May 17, 2017 § 6 Comments
More and more these days, it feels as if the world is too much with me, to borrow a phrase from Wordsworth.
Between the woes at home and abroad, as you scan the headlines and timelines, you’d be forgiven for thinking that the world is ready to implode, right about now. You wouldn’t be wrong. Just the projections about global warming are enough to bring on major depression, and that’s without all the warmongering and posturing and lack of respect for human rights that characterises large parts of global politics.
And yet, and yet. If I walk way from social media, ignore the newspaper posters, and click off the radio’s marketplace patter, I see the world differently. Because every morning when I turn into my street, the security guard on the corner and I exchange enthusiastic hand-waving and thumbs-upping. In the supermarket, a few blocks away the man at the till next to me regales both the teller and everyone within earshot with his ribald, good-natured jokes. A small girl waves at me as we pass on the street, beaming up at me with doe-eyed, gap-toothed innocence. The fruit vendor at the traffic lights smiles a greeting. My neighbours and I rush into the street to see if we can help when we hear the unmistakable sound of two cars colliding.
I know I can’t bury my head in the sand. But I also know that in this always-on, always-outraged, always-informed world, we are rich in knowledge and poor in wisdom. There’s a lot to take in, and most of it isn’t quality. And if it bleeds it leads – so it’s always going to be bad news.
So sometimes, it pays to withdraw from that cycle altogether. Because believe me, the truly important news will get to you. Log out, switch off, disconnect, and reconnect to your fellow human beings in the tiny moments that make up an ordinary day.
It’s the only antidote I know – reminding yourself that it’s not the whole world that’s gone mad.

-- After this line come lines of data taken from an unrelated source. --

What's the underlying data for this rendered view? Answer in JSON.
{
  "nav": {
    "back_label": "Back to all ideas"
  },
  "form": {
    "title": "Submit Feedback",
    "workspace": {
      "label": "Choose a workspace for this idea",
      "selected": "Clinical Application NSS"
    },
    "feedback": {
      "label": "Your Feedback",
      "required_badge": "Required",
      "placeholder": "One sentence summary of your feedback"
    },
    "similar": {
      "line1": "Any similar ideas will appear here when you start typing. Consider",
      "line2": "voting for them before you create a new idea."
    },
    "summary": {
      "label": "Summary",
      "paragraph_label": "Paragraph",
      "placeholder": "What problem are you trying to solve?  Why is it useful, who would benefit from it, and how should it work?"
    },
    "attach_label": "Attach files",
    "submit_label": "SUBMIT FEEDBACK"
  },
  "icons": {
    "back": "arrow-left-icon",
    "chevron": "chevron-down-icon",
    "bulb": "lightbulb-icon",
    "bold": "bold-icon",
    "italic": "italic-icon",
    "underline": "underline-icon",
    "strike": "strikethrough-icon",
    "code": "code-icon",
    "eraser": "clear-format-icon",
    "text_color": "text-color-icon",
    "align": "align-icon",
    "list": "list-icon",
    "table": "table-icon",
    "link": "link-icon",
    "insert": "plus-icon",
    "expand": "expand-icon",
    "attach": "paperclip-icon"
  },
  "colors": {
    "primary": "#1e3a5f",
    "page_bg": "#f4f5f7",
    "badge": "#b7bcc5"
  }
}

There are many, many decent people all around us, every day. We just have to stop to look them in the eye sometimes, and say hello.